Back in May, our team attended the VR World conference in London. The aim was to explore the latest developments around virtual and augmented reality, with a view to how they could help our clients deliver more engaging and effective campaigns.

In that regard, we came back a little underwhelmed. Despite some impressive demos of the technology’s potential, several issues must be addressed before VR and AR become a serious consideration for more brands.


There’s no denying that VR presents a powerful opportunity to immerse people in an incredible visual and sensory experience. Like this one from Merrell, perfectly capturing the essence of the adventurous outdoor brand.

Yet relatively few people currently own the hardware for personal use. And this isn’t growing as rapidly as initially predicted, leading to analysts like research group CCS Insight to pare back their forecasts for the market.

As such, experiences largely rely on consumers participating within a retail or experiential environment. This means it’s not suitable for every brand, and opportunities for reach and scale are somewhat limited.

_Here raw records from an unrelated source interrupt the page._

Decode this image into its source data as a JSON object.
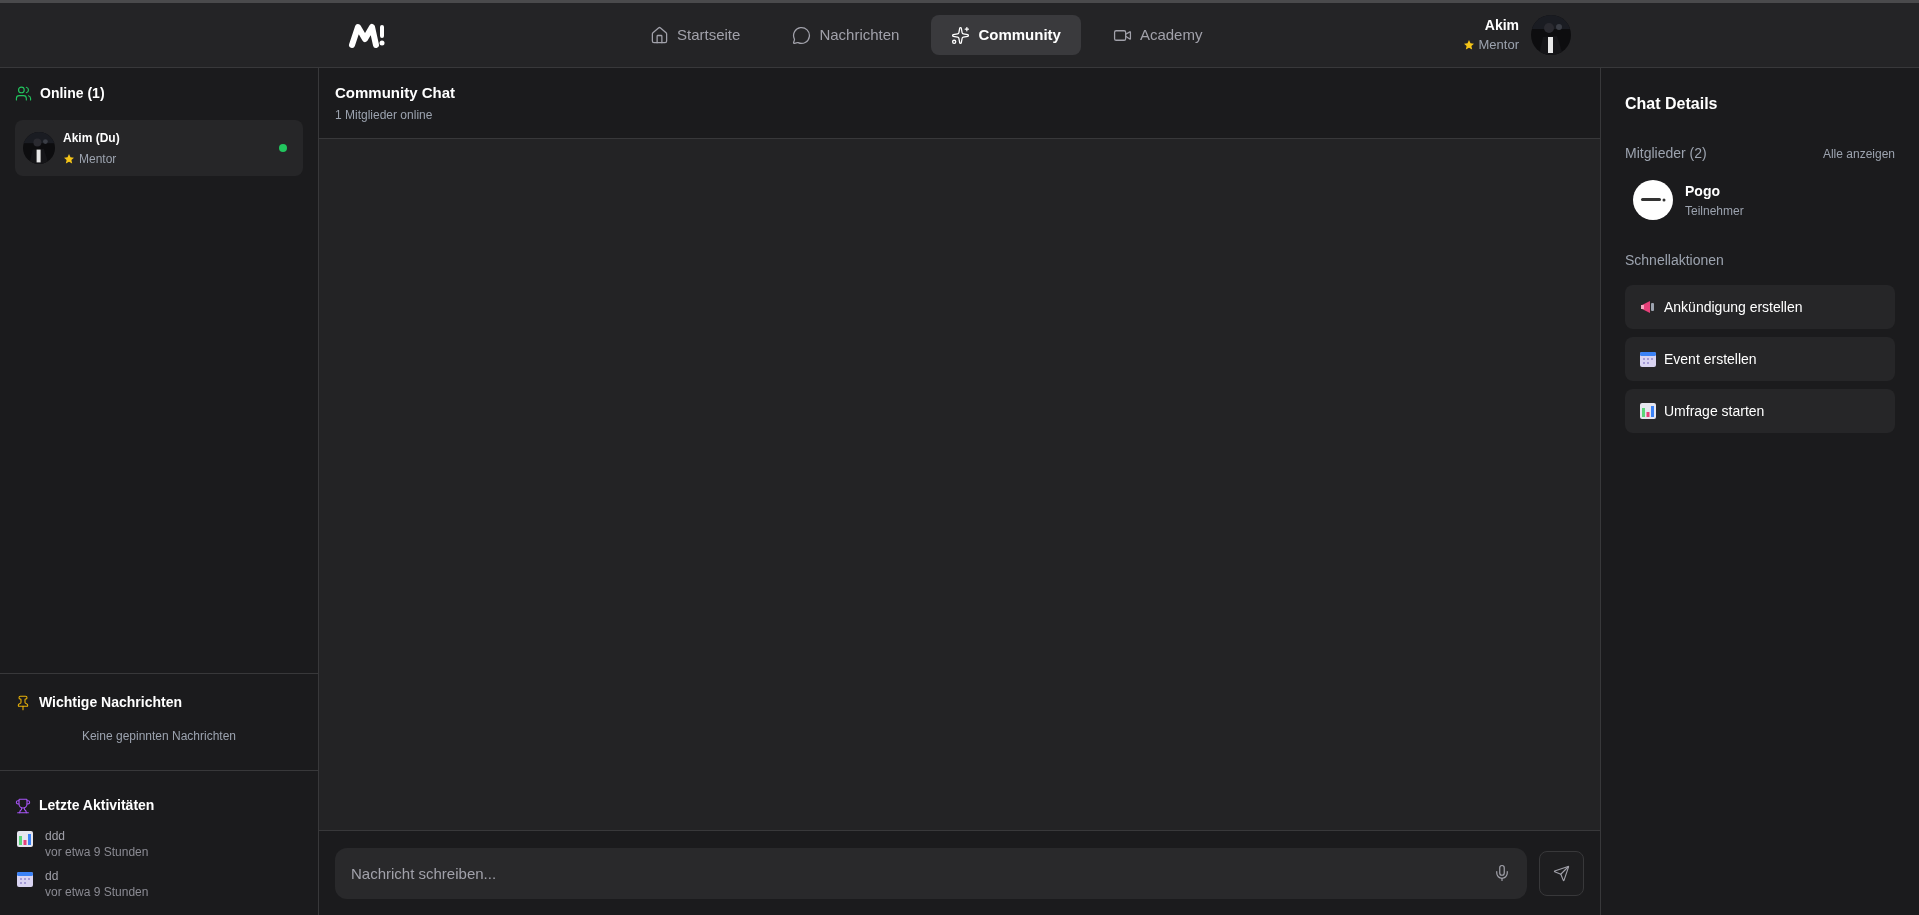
{
  "nav": {
    "items": [
      {
        "label": "Startseite",
        "kind": "home",
        "selected": false
      },
      {
        "label": "Nachrichten",
        "kind": "chat",
        "selected": false
      },
      {
        "label": "Community",
        "kind": "sparkles",
        "selected": true
      },
      {
        "label": "Academy",
        "kind": "video",
        "selected": false
      }
    ]
  },
  "user": {
    "name": "Akim",
    "role": "Mentor"
  },
  "online": {
    "title": "Online (1)",
    "members": [
      {
        "name": "Akim (Du)",
        "role": "Mentor",
        "online": true
      }
    ]
  },
  "pinned": {
    "title": "Wichtige Nachrichten",
    "empty": "Keine gepinnten Nachrichten"
  },
  "activities": {
    "title": "Letzte Aktivitäten",
    "items": [
      {
        "kind": "chart",
        "title": "ddd",
        "time": "vor etwa 9 Stunden"
      },
      {
        "kind": "calendar",
        "title": "dd",
        "time": "vor etwa 9 Stunden"
      }
    ]
  },
  "chat": {
    "title": "Community Chat",
    "subtitle": "1 Mitglieder online",
    "input": {
      "placeholder": "Nachricht schreiben..."
    }
  },
  "details": {
    "title": "Chat Details",
    "members_title": "Mitglieder (2)",
    "show_all": "Alle anzeigen",
    "members": [
      {
        "name": "Pogo",
        "role": "Teilnehmer"
      }
    ],
    "actions_title": "Schnellaktionen",
    "actions": [
      {
        "kind": "megaphone",
        "label": "Ankündigung erstellen"
      },
      {
        "kind": "calendar",
        "label": "Event erstellen"
      },
      {
        "kind": "chart",
        "label": "Umfrage starten"
      }
    ]
  }
}
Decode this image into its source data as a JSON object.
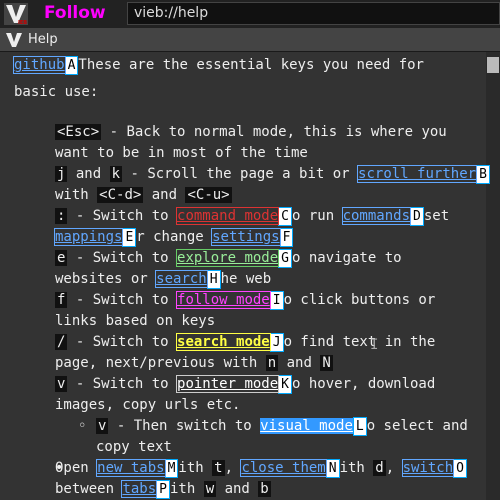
{
  "navbar": {
    "mode_label": "Follow",
    "url": "vieb://help"
  },
  "tab": {
    "title": "Help"
  },
  "content": {
    "intro_link": "github",
    "intro_text": "These are the essential keys you need for",
    "intro_text2": "basic use:",
    "hints": [
      "A",
      "B",
      "C",
      "D",
      "E",
      "F",
      "G",
      "H",
      "I",
      "J",
      "K",
      "L",
      "M",
      "N",
      "O",
      "P"
    ],
    "items": {
      "esc": {
        "key": "<Esc>",
        "t1": " - Back to normal mode, this is where you",
        "t2": "want to be in most of the time"
      },
      "jk": {
        "k1": "j",
        "and": " and ",
        "k2": "k",
        "t1": " - Scroll the page a bit or ",
        "link": "scroll further",
        "t2a": "with ",
        "k3": "<C-d>",
        "t2b": " and ",
        "k4": "<C-u>"
      },
      "colon": {
        "key": ":",
        "t1": " - Switch to ",
        "link1": "command mode",
        "t2": "o run ",
        "link2": "commands",
        "t3": "set",
        "link3": "mappings",
        "t4": "r change ",
        "link4": "settings"
      },
      "e": {
        "key": "e",
        "t1": " - Switch to ",
        "link1": "explore mode",
        "t2": "o navigate to",
        "t3": "websites or ",
        "link2": "search",
        "t4": "he web"
      },
      "f": {
        "key": "f",
        "t1": " - Switch to ",
        "link1": "follow mode",
        "t2": "o click buttons or",
        "t3": "links based on keys"
      },
      "slash": {
        "key": "/",
        "t1": " - Switch to ",
        "link1": "search mode",
        "t2": "o find text in the",
        "t3a": "page, next/previous with ",
        "k1": "n",
        "and": " and ",
        "k2": "N"
      },
      "v": {
        "key": "v",
        "t1": " - Switch to ",
        "link1": "pointer mode",
        "t2": "o hover, download",
        "t3": "images, copy urls etc."
      },
      "v2": {
        "key": "v",
        "t1": " - Then switch to ",
        "link1": "visual mode",
        "t2": "o select and",
        "t3": "copy text"
      },
      "open": {
        "t1": "Open ",
        "link1": "new tabs",
        "t2": "ith ",
        "k1": "t",
        "t3": ", ",
        "link2": "close them",
        "t4": "ith ",
        "k2": "d",
        "t5": ", ",
        "link3": "switch",
        "t6": "between ",
        "link4": "tabs",
        "t7": "ith ",
        "k3": "w",
        "and": " and ",
        "k4": "b"
      }
    }
  },
  "colors": {
    "background": "#333333",
    "mode": "#ff00ff",
    "link": "#61a7ff"
  }
}
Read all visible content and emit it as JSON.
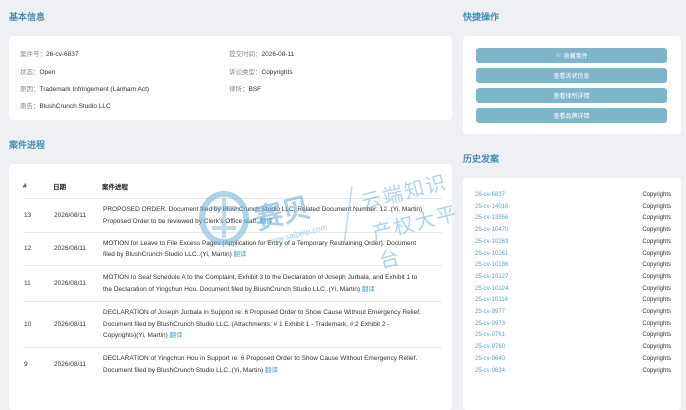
{
  "basic": {
    "title": "基本信息",
    "case_no_label": "案件号：",
    "case_no": "26-cv-6837",
    "submit_label": "提交时间：",
    "submit": "2026-08-11",
    "status_label": "状态：",
    "status": "Open",
    "type_label": "诉讼类型：",
    "type": "Copyrights",
    "cause_label": "原因：",
    "cause": "Trademark Infringement (Lanham Act)",
    "lawyer_label": "律所：",
    "lawyer": "BSF",
    "plaintiff_label": "原告：",
    "plaintiff": "BlushCrunch Studio LLC"
  },
  "quick": {
    "title": "快捷操作",
    "buttons": [
      "收藏案件",
      "查看诉状信息",
      "查看律所详情",
      "查看品牌详情"
    ]
  },
  "progress": {
    "title": "案件进程",
    "headers": [
      "#",
      "日期",
      "案件进程"
    ],
    "translate": "翻译",
    "rows": [
      {
        "num": "13",
        "date": "2026/08/11",
        "l1": "PROPOSED ORDER. Document filed by BlushCrunch Studio LLC. Related Document Number: 12 .(Yi, Martin)",
        "l2": "Proposed Order to be reviewed by Clerk's Office staff."
      },
      {
        "num": "12",
        "date": "2026/08/11",
        "l1": "MOTION for Leave to File Excess Pages (Application for Entry of a Temporary Restraining Order). Document",
        "l2": "filed by BlushCrunch Studio LLC..(Yi, Martin)"
      },
      {
        "num": "11",
        "date": "2026/08/11",
        "l1": "MOTION to Seal Schedule A to the Complaint, Exhibit 3 to the Declaration of Joseph Jurbala, and Exhibit 1 to",
        "l2": "the Declaration of Yingchun Hou. Document filed by BlushCrunch Studio LLC..(Yi, Martin)"
      },
      {
        "num": "10",
        "date": "2026/08/11",
        "l1": "DECLARATION of Joseph Jurbala in Support re: 6 Proposed Order to Show Cause Without Emergency Relief.",
        "l2": "Document filed by BlushCrunch Studio LLC. (Attachments: # 1 Exhibit 1 - Trademark, # 2 Exhibit 2 -",
        "l3": "Copyrights)(Yi, Martin)"
      },
      {
        "num": "9",
        "date": "2026/08/11",
        "l1": "DECLARATION of Yingchun Hou in Support re: 6 Proposed Order to Show Cause Without Emergency Relief.",
        "l2": "Document filed by BlushCrunch Studio LLC..(Yi, Martin)"
      }
    ]
  },
  "history": {
    "title": "历史发案",
    "items": [
      {
        "case": "26-cv-6837",
        "type": "Copyrights"
      },
      {
        "case": "25-cv-14016",
        "type": "Copyrights"
      },
      {
        "case": "25-cv-13956",
        "type": "Copyrights"
      },
      {
        "case": "25-cv-10470",
        "type": "Copyrights"
      },
      {
        "case": "25-cv-10263",
        "type": "Copyrights"
      },
      {
        "case": "25-cv-10261",
        "type": "Copyrights"
      },
      {
        "case": "25-cv-10136",
        "type": "Copyrights"
      },
      {
        "case": "25-cv-10127",
        "type": "Copyrights"
      },
      {
        "case": "25-cv-10124",
        "type": "Copyrights"
      },
      {
        "case": "25-cv-10114",
        "type": "Copyrights"
      },
      {
        "case": "25-cv-9977",
        "type": "Copyrights"
      },
      {
        "case": "25-cv-9973",
        "type": "Copyrights"
      },
      {
        "case": "25-cv-9761",
        "type": "Copyrights"
      },
      {
        "case": "25-cv-9760",
        "type": "Copyrights"
      },
      {
        "case": "25-cv-9640",
        "type": "Copyrights"
      },
      {
        "case": "25-cv-9634",
        "type": "Copyrights"
      }
    ]
  },
  "watermark": {
    "brand": "赛贝",
    "slogan1": "云端知识",
    "slogan2": "产权大平台",
    "url": "www.saibeip.com"
  }
}
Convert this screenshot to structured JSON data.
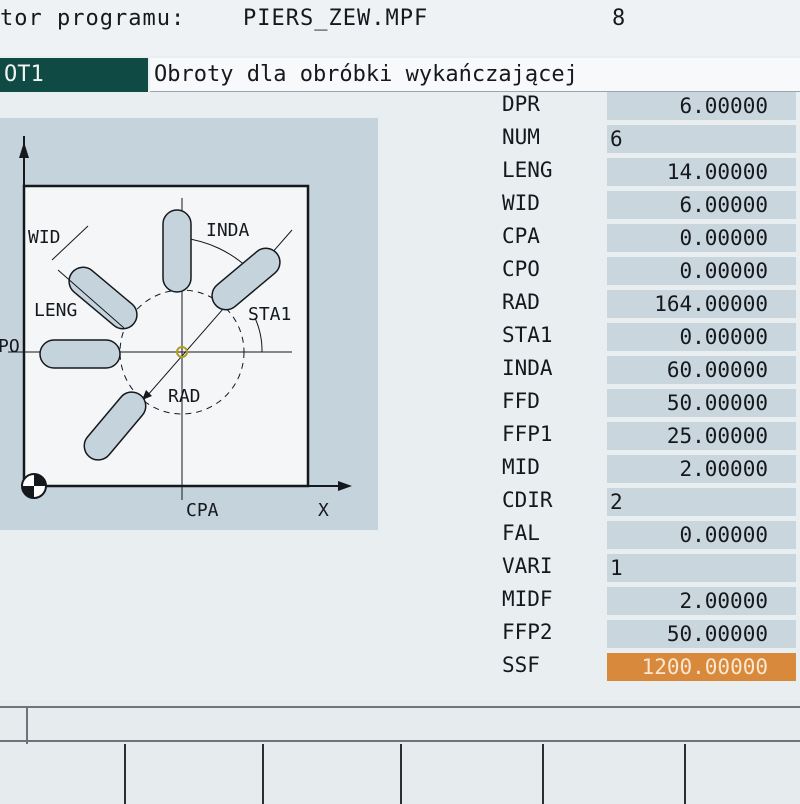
{
  "header": {
    "label": "tor programu:",
    "program": "PIERS_ZEW.MPF",
    "number": "8"
  },
  "title": {
    "tag": "OT1",
    "text": "Obroty dla obróbki wykańczającej"
  },
  "diagram": {
    "labels": {
      "wid": "WID",
      "leng": "LENG",
      "inda": "INDA",
      "sta1": "STA1",
      "rad": "RAD",
      "cpo": "PO",
      "cpa": "CPA",
      "x": "X"
    }
  },
  "params": [
    {
      "name": "DPR",
      "value": "6.00000",
      "type": "real"
    },
    {
      "name": "NUM",
      "value": "6",
      "type": "int"
    },
    {
      "name": "LENG",
      "value": "14.00000",
      "type": "real"
    },
    {
      "name": "WID",
      "value": "6.00000",
      "type": "real"
    },
    {
      "name": "CPA",
      "value": "0.00000",
      "type": "real"
    },
    {
      "name": "CPO",
      "value": "0.00000",
      "type": "real"
    },
    {
      "name": "RAD",
      "value": "164.00000",
      "type": "real"
    },
    {
      "name": "STA1",
      "value": "0.00000",
      "type": "real"
    },
    {
      "name": "INDA",
      "value": "60.00000",
      "type": "real"
    },
    {
      "name": "FFD",
      "value": "50.00000",
      "type": "real"
    },
    {
      "name": "FFP1",
      "value": "25.00000",
      "type": "real"
    },
    {
      "name": "MID",
      "value": "2.00000",
      "type": "real"
    },
    {
      "name": "CDIR",
      "value": "2",
      "type": "int"
    },
    {
      "name": "FAL",
      "value": "0.00000",
      "type": "real"
    },
    {
      "name": "VARI",
      "value": "1",
      "type": "int"
    },
    {
      "name": "MIDF",
      "value": "2.00000",
      "type": "real"
    },
    {
      "name": "FFP2",
      "value": "50.00000",
      "type": "real"
    },
    {
      "name": "SSF",
      "value": "1200.00000",
      "type": "real",
      "selected": true
    }
  ],
  "colors": {
    "title_tag_bg": "#0f4a44",
    "field_bg": "#c9d6de",
    "selected_bg": "#d9893b",
    "diagram_bg": "#c5d3dc"
  }
}
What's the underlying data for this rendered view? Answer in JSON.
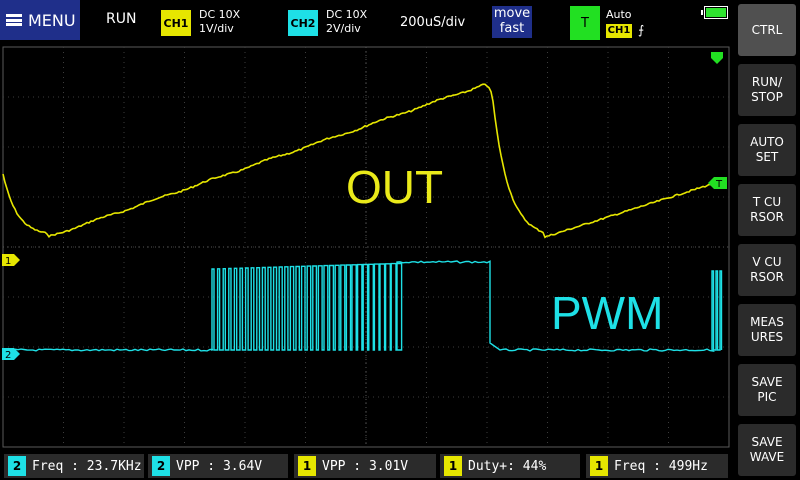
{
  "top": {
    "menu_label": "MENU",
    "run_state": "RUN",
    "ch1": {
      "tag": "CH1",
      "coupling": "DC  10X",
      "scale": "1V/div"
    },
    "ch2": {
      "tag": "CH2",
      "coupling": "DC  10X",
      "scale": "2V/div"
    },
    "timebase": "200uS/div",
    "mode_line1": "move",
    "mode_line2": "fast",
    "trigger": {
      "tag": "T",
      "mode": "Auto",
      "source": "CH1",
      "edge": "⨍"
    }
  },
  "side_buttons": [
    {
      "label": "CTRL"
    },
    {
      "label": "RUN/\nSTOP"
    },
    {
      "label": "AUTO\nSET"
    },
    {
      "label": "T CU\nRSOR"
    },
    {
      "label": "V CU\nRSOR"
    },
    {
      "label": "MEAS\nURES"
    },
    {
      "label": "SAVE\nPIC"
    },
    {
      "label": "SAVE\nWAVE"
    }
  ],
  "screen": {
    "out_label": "OUT",
    "pwm_label": "PWM",
    "ch1_marker": "1",
    "ch2_marker": "2",
    "trigger_marker": "T"
  },
  "measurements": [
    {
      "channel": "2",
      "text": "Freq : 23.7KHz"
    },
    {
      "channel": "2",
      "text": "VPP : 3.64V"
    },
    {
      "channel": "1",
      "text": "VPP : 3.01V"
    },
    {
      "channel": "1",
      "text": "Duty+: 44%"
    },
    {
      "channel": "1",
      "text": "Freq : 499Hz"
    }
  ],
  "colors": {
    "ch1": "#e6e600",
    "ch2": "#1ee0e6",
    "trigger": "#22e022",
    "menu": "#1f2f8a"
  },
  "icons": {
    "menu": "hamburger-icon",
    "battery": "battery-icon",
    "trigger_edge": "rising-edge-icon"
  }
}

Additionally, VR through a headset can only be experienced individually. For the many brands that espouse the virtues of sharing and shared experiences, creating VR content to be consumed this way runs the risk of running contrary to their values.


Despite it being behind VR in Gartner’s 2016 Hype Cycle for Emerging Technologies, we think AR is actually closer to becoming a more mainstream tactic for marketeers.

A graph from 2016 showing the curve of expectation following a products invention or conception. AR is in the trough of disillusionment and VR is further along in the slope of enlightenment.

Why? Well, nearly everyone carries the means to access it around in their pockets, in the form of a smartphone. Granted, the relatively limited processing power and storage space of many means that current experiences can be glitchy. But mobile tech is escalating exponentially, giving AR technology the chance to escalate with them.

However, there are still drawbacks to widespread adoption. In a few decades time, for instance, we’ll look back on the act of holding a phone or tablet up to experience AR through that small screen and scoff at the cumbersome nature of the act.

An image of screens showing what a room could look like using AR in the future

HoloLens from Microsoft and Facebook’s newly-patented Oculus Rift glasses are in the early stages of changing this. But for now, we’re stuck with ‘seeing’ AR information overlaid through a 5 inch display.

Connectivity is also a major barrier. It has been widely agreed that mobile AR won’t be truly amazing util 5G is available, so why would brands looking to reach people on the move risk an inferior experience now?


Robert Scobie, described as “one of the world’s authorities on mixed reality” declares that every brand should have an AR strategy.

No disrespect to Sellotape, Rentokil or Florette bagged salad, but you probably don’t need an AR strategy just now. The same goes for VR. You could have one, but it likely wouldn’t be an effective use of your budgets.

We are in no doubt that one day both AR and VR could be as widely used by businesses as websites and apps are today.

However right now, we think marketeers should do as marketeers should always do: refrain from hopping straight on that tempting “new tech” bandwagon, and instead assess whether the end experience is a) an appropriate fit for their brand, and b) likely to deliver against their commercial objectives.